My Name Is Tim And I Have A Garden Gnome Addiction

Just over 10 years ago I had two discs in my neck removed at C4 and C5.

At the time I knew I had problems with other discs lower down and further procedures were probably going to be necessary at some stage.

I started having some discomfort a few months ago and made an appointment to see a spinal specialist.

During the consult he asked me about my previous surgeries and said, “I see you had a discectomy and spinal fusion in 2003.”

“No” I said, “I didn’t have a fusion, just the discectomy”

He looked at me blankly for a moment and then nodded slowly whilst saying, “Well we wouldn’t do that now, we’re a little bit more advanced thankfully”.

I’ve worked with a fair number of clients over the years who have experienced alcohol and other addictions, a good proportion of whom had been through the 12 Steps process via organizations like Alcoholics Anonymous.

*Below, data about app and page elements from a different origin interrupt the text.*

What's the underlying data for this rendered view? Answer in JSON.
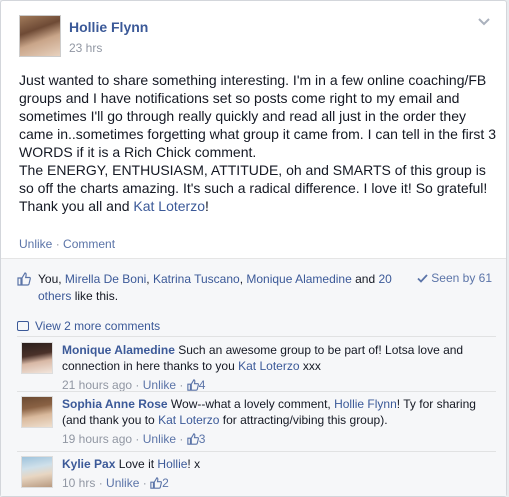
{
  "post": {
    "author": "Hollie Flynn",
    "time": "23 hrs",
    "text_part1": "Just wanted to share something interesting. I'm in a few online coaching/FB groups and I have notifications set so posts come right to my email and sometimes I'll go through really quickly and read all just in the order they came in..sometimes forgetting what group it came from. I can tell in the first 3 WORDS if it is a Rich Chick comment.",
    "text_part2": "The ENERGY, ENTHUSIASM, ATTITUDE, oh and SMARTS of this group is so off the charts amazing. It's such a radical difference. I love it! So grateful! Thank you all and ",
    "text_link": "Kat Loterzo",
    "text_end": "!",
    "unlike_label": "Unlike",
    "comment_label": "Comment",
    "separator": "·"
  },
  "likes": {
    "you": "You",
    "names": [
      "Mirella De Boni",
      "Katrina Tuscano",
      "Monique Alamedine"
    ],
    "and": " and ",
    "others_link": "20 others",
    "suffix": " like this.",
    "seen_by": "Seen by 61"
  },
  "comments_section": {
    "view_more": "View 2 more comments",
    "items": [
      {
        "name": "Monique Alamedine",
        "text": " Such an awesome group to be part of! Lotsa love and connection in here thanks to you ",
        "mention": "Kat Loterzo",
        "text_after": " xxx",
        "time": "21 hours ago",
        "unlike": "Unlike",
        "likes": "4"
      },
      {
        "name": "Sophia Anne Rose",
        "text": " Wow--what a lovely comment, ",
        "mention": "Hollie Flynn",
        "text_after": "! Ty for sharing (and thank you to ",
        "mention2": "Kat Loterzo",
        "text_after2": " for attracting/vibing this group).",
        "time": "19 hours ago",
        "unlike": "Unlike",
        "likes": "3"
      },
      {
        "name": "Kylie Pax",
        "text": " Love it ",
        "mention": "Hollie",
        "text_after": "! x",
        "time": "10 hrs",
        "unlike": "Unlike",
        "likes": "2"
      }
    ]
  },
  "colors": {
    "link": "#3b5998",
    "meta": "#9197a3",
    "background": "#f6f7f9"
  }
}
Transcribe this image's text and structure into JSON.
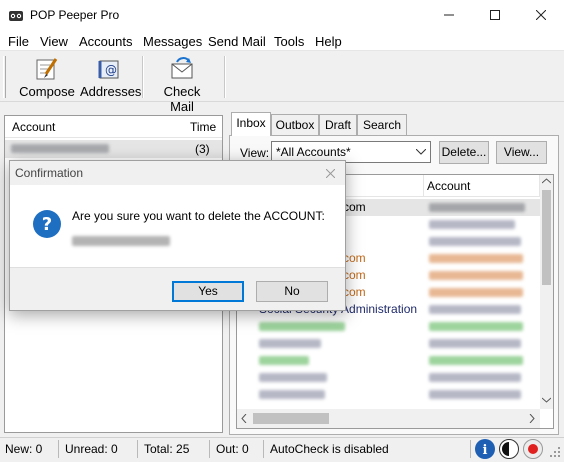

When Does Recovering Move To Recovered?

Every single one one referred to him or herself as a recovering alcoholic, including one man who hadn’t had a drink for close on three decades

“When are you a recovered alcoholic” I asked him.

“Never” he replied almost triumphantly.

I have to be careful what I say here because AA and 12 Steps have helped hundreds of thousands, if not millions, of people recover from alcohol addiction the world over.

Except they haven’t.

They haven’t helped anybody recover.

They have helped people move into remission

Remission is most definitely a preferable situation than the alternative, (just ask an oncology patient), but it’s not the same as recovery.

When 12 Steps started over three quarters of a century ago there were no fMRI’s, no PET Scans and as such very little known about the workings of the human brain other than conjecture through observations of behavior.

That’s not the case now. Now we understand that one of, if not the, biggest factor in making change, is the power of the human belief system.

Accepting There Is a Problem Is Always The Starting Point

Admitting that you have an addiction, whether it’s with alcohol, drugs or molesting garden gnomes is without doubt the first part in making change.

People in denial seldom change their circumstances.

However, declaring again and again you have an addiction even when you haven’t molested a garden gnome in 28 years can be counter-productive.

Your brain likes to be right almost as much as anything else. As such when you have a strong belief about something it will sift for information to support that belief. And it will find it.

Therefore, each declaration has your brain looking for and finding evidence that you still have an issue with white- bearded, brightly colored garden ornaments.

But what would happen if instead of the current 12 Steps approach it were changed to reflect what we now know about the workings of the human brain?

Sure if you have an addiction and you are still coming to terms with it, own it, at least to begin with. But don’t make it part of your identity forever.

A Change For The Better?

Perhaps after a year of staying away from gardengnomesareus.com the opening introduction could be:

“My name is Tim and I used to have a problem with garden gnomes, but now I’m better and looking forward to help other people recover from the clutches of the Devils playthings”

That statement does a number of positive things.

  1. It pushes the problem into the past and creates distance from it
  2. It helps the brain look for evidence to support the new belief rather than vice versa
  3. It presupposes that the problem won’t be an issue moving forward

Let me be clear about one thing. I know this won’t work more effectively for every person and that some people may use it as an excuse to slide back.

But the current way of doing things doesn’t work for everybody either, in fact far from it.

I’m merely playing a numbers game and saying science suggests it should be more likely to elicit the desired results than the current way of doing things.

I made a full recovery from my surgery in 2003, but that doesn’t I’m not delighted that if I ever need similar surgery the chances of success are even higher because science has moved forward.

Note: This post is absolutely NOT an attack on any 12 Steps program or organization committed to helping people with addictions, I’m merely throwing ideas out there and would welcome your take.